IN PRESERVING EGGS in these materials use only fresh eggs. Before treating they should he allowed to become thor oughly cooled. The solution in which they are kept should also be cold. If the eggs are kept at a high temperature, 70 to 80' F., they deteriorate rapidly in spite of the preservative. They should be stored in a cool, dark place. The nearer 35° F. they can be held, the better the eggs will keep. A 5-gallon solution of water glass is sufficient to cover 50 dozen eggs and may be used over and over again. Eggs thus pre served in water glass at the North Da kota station, for months, were fully equal to fresh market eggs for cooking making frosting, etc. Water glass can be bought in all drug stores Desiccated eggs About 3,750,000 dozen eggs are desiccated each year in the United States. One method is to break the eggs into a vat, to which warm water is added, and mix into a homo geneous fluid, after which they are evaporated down into a yellow granular meal. Thus treated, they can be pre served indefinitely, and 1 pound is con sidered equal to 4 dozen of fresh eggs for food or manufacturing purposes.
Sometimes the eggs are removed from the shells and stored in bulk in cans containing about 50 pounds each. They are then kept in cold storage at a tem perature of about 30° F. until needed.

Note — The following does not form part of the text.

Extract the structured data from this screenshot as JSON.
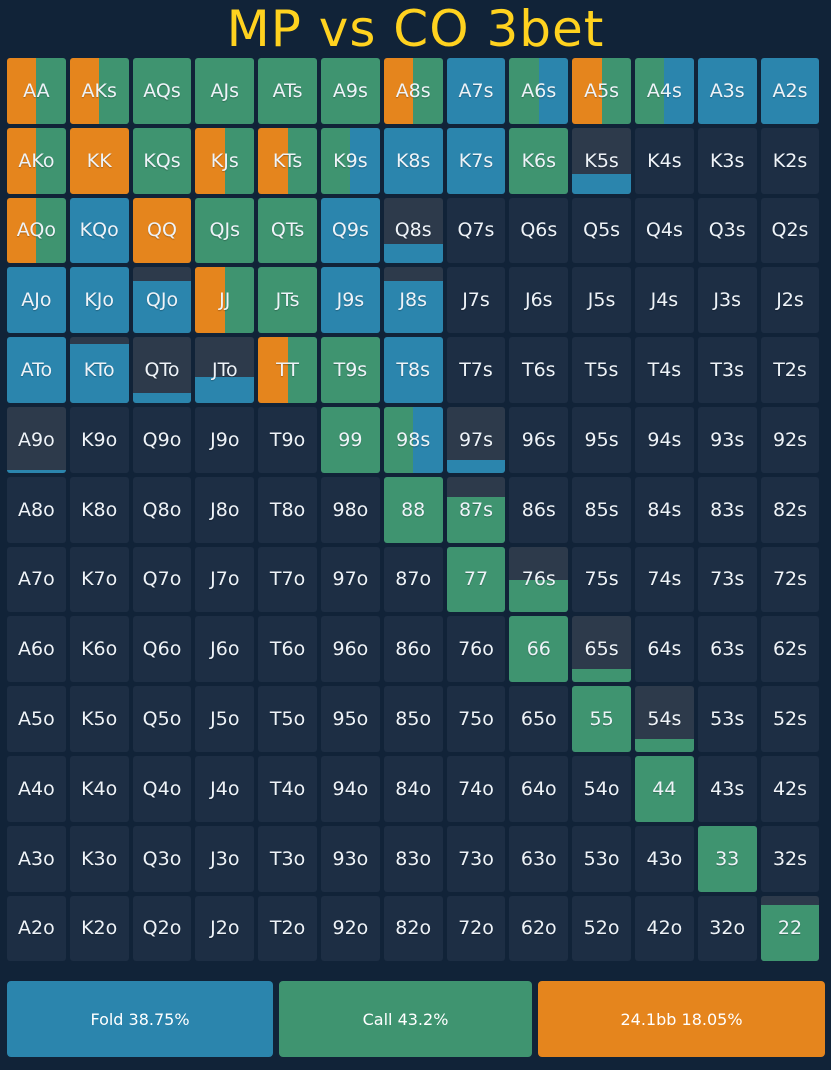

Factors affecting fertility and hatch ing of eggs With bens that have been laying but a short time, hatches of 70 to 80 per cent of the eggs incubated are generally obtained. There is great va riability of the fertility of the egg yield of different bens. Data have been ob tained which show that some birds yield eggs that are all highly fertile. With others every egg is completely infertile. "Again, some hens are very irregular in the fertility of their eggs, an egg laid one day yielding a chick, while that laid on the next is completely infertile; or they are fertile for a day or two or more and then infertile, becoming fer tile again after one, two or more eggs are laid. This seems to be true of some individuals, whether they are laying reg ularly or irregularly, or whether they have been laying a long or short time. The eggs from other hens seem to be slightly fertile, the embryo dying before the tenth or twelfth day. This seems to be regular with some hens and irreg ular with others."